So after choosing 3MB as the default file size, I ran the cluster scan again and voila! all image files in all their glory! True jubilation! Now for the video files. They need to be treated different. You can just delete all the video files that you recovered with your image files (or intelligently choose only JPG files to save to disk after the cluster scan with 3MB default file size) because they also will be 3MB in size. Then you need to again choose a default file size which should be the maximum file size of the different sizes of your video files. This is trickier but you can take 1800KB for each second of video as an estimate (so a minute is about 100 MB), if you do remember approximately the length of the longest video that you shot. I chose 300MB, did a scan again, and saved only the AVI files (the JPGs found during this run will also have file sizes of 300MB :-D - so don't save them).

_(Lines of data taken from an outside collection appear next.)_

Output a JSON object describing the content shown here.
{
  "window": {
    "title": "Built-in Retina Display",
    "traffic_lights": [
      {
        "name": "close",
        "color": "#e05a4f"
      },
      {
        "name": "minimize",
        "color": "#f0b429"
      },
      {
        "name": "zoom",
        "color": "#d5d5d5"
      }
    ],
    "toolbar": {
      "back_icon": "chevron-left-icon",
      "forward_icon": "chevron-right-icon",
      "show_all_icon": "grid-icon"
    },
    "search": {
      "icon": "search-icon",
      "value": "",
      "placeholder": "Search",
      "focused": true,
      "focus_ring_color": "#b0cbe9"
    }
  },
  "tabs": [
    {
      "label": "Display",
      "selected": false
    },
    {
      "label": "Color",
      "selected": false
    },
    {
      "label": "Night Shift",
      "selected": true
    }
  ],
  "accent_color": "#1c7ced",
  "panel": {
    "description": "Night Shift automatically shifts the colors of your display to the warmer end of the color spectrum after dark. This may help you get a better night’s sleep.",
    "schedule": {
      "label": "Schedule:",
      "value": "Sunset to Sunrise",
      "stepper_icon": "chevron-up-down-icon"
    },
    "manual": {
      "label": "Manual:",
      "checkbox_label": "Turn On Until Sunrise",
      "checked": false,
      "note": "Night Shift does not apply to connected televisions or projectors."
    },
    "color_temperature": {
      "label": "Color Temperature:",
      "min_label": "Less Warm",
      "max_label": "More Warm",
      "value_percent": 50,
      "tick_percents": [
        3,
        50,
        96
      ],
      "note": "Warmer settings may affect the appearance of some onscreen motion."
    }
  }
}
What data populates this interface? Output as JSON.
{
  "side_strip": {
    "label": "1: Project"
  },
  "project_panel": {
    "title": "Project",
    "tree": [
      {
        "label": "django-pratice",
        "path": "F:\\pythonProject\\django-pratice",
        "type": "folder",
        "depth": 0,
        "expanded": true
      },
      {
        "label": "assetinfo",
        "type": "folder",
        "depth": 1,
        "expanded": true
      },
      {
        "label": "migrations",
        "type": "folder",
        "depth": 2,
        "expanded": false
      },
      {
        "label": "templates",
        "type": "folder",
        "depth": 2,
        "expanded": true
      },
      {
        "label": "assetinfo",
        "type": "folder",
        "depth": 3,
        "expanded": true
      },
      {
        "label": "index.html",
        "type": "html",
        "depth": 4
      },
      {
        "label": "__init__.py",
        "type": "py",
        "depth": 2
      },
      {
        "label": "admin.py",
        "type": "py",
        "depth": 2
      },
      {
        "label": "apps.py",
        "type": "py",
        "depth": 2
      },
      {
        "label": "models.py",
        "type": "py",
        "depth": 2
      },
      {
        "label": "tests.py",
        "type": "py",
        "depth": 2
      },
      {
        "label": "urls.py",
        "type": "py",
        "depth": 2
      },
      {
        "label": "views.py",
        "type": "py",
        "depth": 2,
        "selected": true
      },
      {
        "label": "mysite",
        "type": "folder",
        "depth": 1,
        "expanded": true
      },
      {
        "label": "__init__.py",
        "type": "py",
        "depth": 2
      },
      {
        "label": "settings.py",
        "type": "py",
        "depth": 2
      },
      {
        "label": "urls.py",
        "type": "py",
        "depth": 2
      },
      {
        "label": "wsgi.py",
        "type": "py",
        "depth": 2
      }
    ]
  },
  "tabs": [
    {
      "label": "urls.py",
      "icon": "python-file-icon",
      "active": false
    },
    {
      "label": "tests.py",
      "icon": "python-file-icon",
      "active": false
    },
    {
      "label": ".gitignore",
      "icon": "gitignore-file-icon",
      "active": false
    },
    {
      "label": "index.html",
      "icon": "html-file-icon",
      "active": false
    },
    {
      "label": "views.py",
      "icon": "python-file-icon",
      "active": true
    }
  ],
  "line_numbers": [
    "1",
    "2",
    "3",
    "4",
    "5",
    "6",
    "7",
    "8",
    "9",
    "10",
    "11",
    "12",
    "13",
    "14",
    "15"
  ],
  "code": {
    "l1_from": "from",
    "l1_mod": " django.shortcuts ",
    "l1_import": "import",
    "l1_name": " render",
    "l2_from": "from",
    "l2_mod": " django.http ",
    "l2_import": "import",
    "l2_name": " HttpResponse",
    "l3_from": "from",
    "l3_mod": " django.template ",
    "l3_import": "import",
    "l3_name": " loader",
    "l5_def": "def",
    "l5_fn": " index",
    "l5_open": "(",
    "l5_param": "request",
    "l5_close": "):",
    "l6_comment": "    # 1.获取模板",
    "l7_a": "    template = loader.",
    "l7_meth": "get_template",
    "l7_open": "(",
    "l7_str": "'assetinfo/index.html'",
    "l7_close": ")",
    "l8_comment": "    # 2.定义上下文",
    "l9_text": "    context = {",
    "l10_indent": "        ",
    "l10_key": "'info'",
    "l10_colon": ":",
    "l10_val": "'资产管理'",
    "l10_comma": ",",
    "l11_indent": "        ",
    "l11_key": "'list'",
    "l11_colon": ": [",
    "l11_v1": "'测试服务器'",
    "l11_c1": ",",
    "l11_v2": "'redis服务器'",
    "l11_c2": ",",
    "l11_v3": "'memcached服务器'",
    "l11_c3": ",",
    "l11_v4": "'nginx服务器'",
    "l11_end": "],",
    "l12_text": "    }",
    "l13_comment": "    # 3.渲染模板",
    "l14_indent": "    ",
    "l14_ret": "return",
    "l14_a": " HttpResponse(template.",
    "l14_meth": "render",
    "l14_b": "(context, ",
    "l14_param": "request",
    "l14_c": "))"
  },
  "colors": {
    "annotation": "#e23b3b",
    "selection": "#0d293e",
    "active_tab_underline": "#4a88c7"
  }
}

I did run into a glitch in Windows Vista after I had saved the video files - probably because of the wrong file sizes (some of my videos where just 15 seconds but still were 300MB in size). Explorer (explorer.exe), starts using up the entire CPU(s) and the system becomes awfully slow. So to fix that, or for those of you who want those video files in their right sizes, you can do the following:

Download virtualdub (google for it)
Open the video file
Under the video menu on the menu bar, choose direct stream copy
Under the audio menu on the menu bar, choose direct stream copy
Under the File menu on the menu bar, choose save as AVI and save it with a name you like
Voila! Right file size.

So there I had it, all the photos and videos I had taken that day all restored. I have a new found respect for the saying, "If it doesn't kill you, it makes you stronger!" :-D


Ankit said…
Hi there,

Ashish referred your blog post when I helplessly talked to him about my idiotic mistake. But thanks to this guide, I recovered all my photos.

Thanks a lot for creating this guide. It was really helpful.